A scenic road through the redwoods is no place to dump an old sofa. Or some crummy kitchen cabinets. Or lawn clippings. Yet this is the least damaging of what’s dumped along Pinehurst Road through Canyon. Some scofflaws drive cars over the cliffs and into the watershed.
Most of this happens under cover of darkness, as I mentioned in a recent column in which I shared the story of an Oakland resident who found a contractor’s stolen truck in the hills. That truck belonged to Karl Kardel Consultancy.
“It was my large flatbed dump truck that the nice lady helped us recover when she saw it on her walk. Not only was this the third attempt to steal the truck (and the first successful one), but they used the truck to loot other construction sites that weekend night,” he writes.
Last year, Kardel’s pickup was stolen three times. “And the last time we never got it back along with $30,000 worth of gear. Stolen in broad daylight,” he adds.

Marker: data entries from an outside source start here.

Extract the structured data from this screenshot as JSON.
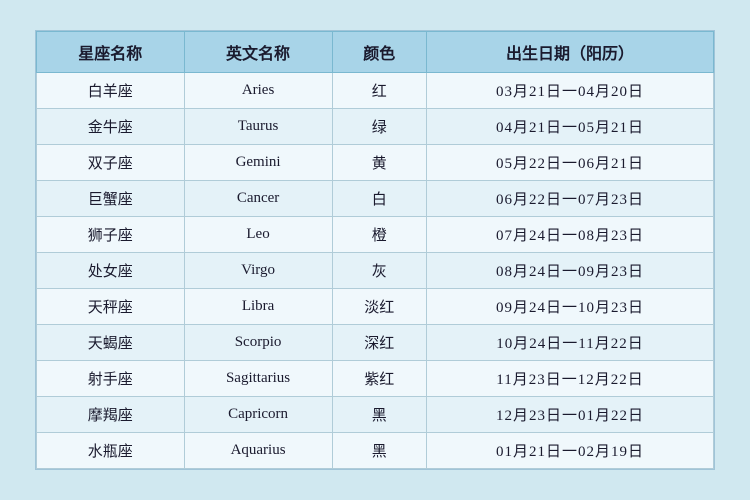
{
  "table": {
    "headers": [
      "星座名称",
      "英文名称",
      "颜色",
      "出生日期（阳历）"
    ],
    "rows": [
      {
        "chinese": "白羊座",
        "english": "Aries",
        "color": "红",
        "dates": "03月21日一04月20日"
      },
      {
        "chinese": "金牛座",
        "english": "Taurus",
        "color": "绿",
        "dates": "04月21日一05月21日"
      },
      {
        "chinese": "双子座",
        "english": "Gemini",
        "color": "黄",
        "dates": "05月22日一06月21日"
      },
      {
        "chinese": "巨蟹座",
        "english": "Cancer",
        "color": "白",
        "dates": "06月22日一07月23日"
      },
      {
        "chinese": "狮子座",
        "english": "Leo",
        "color": "橙",
        "dates": "07月24日一08月23日"
      },
      {
        "chinese": "处女座",
        "english": "Virgo",
        "color": "灰",
        "dates": "08月24日一09月23日"
      },
      {
        "chinese": "天秤座",
        "english": "Libra",
        "color": "淡红",
        "dates": "09月24日一10月23日"
      },
      {
        "chinese": "天蝎座",
        "english": "Scorpio",
        "color": "深红",
        "dates": "10月24日一11月22日"
      },
      {
        "chinese": "射手座",
        "english": "Sagittarius",
        "color": "紫红",
        "dates": "11月23日一12月22日"
      },
      {
        "chinese": "摩羯座",
        "english": "Capricorn",
        "color": "黑",
        "dates": "12月23日一01月22日"
      },
      {
        "chinese": "水瓶座",
        "english": "Aquarius",
        "color": "黑",
        "dates": "01月21日一02月19日"
      }
    ]
  }
}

As a longtime business owner, taxpayer and citizen, Kardel would like to see more police and enforcement of the laws. “Dumpers [and] graffiti applicators should be sentenced to a suitable time cleaning up what’s left of the city,” he says, noting that truckloads of debris are dumped outside his shop nightly. “The city,” he laments, “is broken down.”
Train time: The old Union Pacific engine is operating again at the Montclair Eggshop. Reader Steve Curtis has been working with cafe owner Miguel Barron to restore the model trains on the wall of the venerable restaurant. Curtis has fond memories of the trains running back and forth across the wall. He’s donated his time to get one train running again on the upper track and hopes to raise another $1,000 at www.gofundme.com/eggshop-trains to fix the second train.
“The funds will be used to replace the trains, power supplies and auto-reverse sensors,” he says, adding that his hope is kids will look up from their cell phones and tablets to marvel at the trains again.
Musical note: As far back as I can remember, fiddler Tom Rigney and his show-stopping Cajun blues band, Flambeau, have packed the Sacramento Music Festival. Now that the Memorial Day weekend event is defunct, fans have another option — the shaded gardens at Oakland’s Zion Lutheran Church (5201 Park Blvd.). Parishoner George Van Fossen came up with the concept a few years ago, realizing that the fragrant setting has good acoustics. Zion officials hope to raise $2,500 from a June 2 event, and jambalaya and po’boys will be served with what Rigney calls a “tasty musical gumbo.” See bayareane.ws/2khSQrG for details.
Email bag: Readers are reminding me there’s a petition online to support the money-strapped Oakland Animal Shelter. The shelter has only one animal control officer for 70,000 residents and is so short-staffed that it has to close if someone doesn’t show up to work.
Animal tales: A 70-pound octopus is a lot of seafood, but that’s not why Giovanni DeGarimore bought the eight-armed creature from a Morro Bay fisherman. He bought it to set it free, which he did last weekend. Why would the purveyor of Giovanni’s Fish Market turn away profits? He says he once played hide and seek with an octopus while diving in Fiji, and realized they’re wonderfully intelligent and sensitive creatures.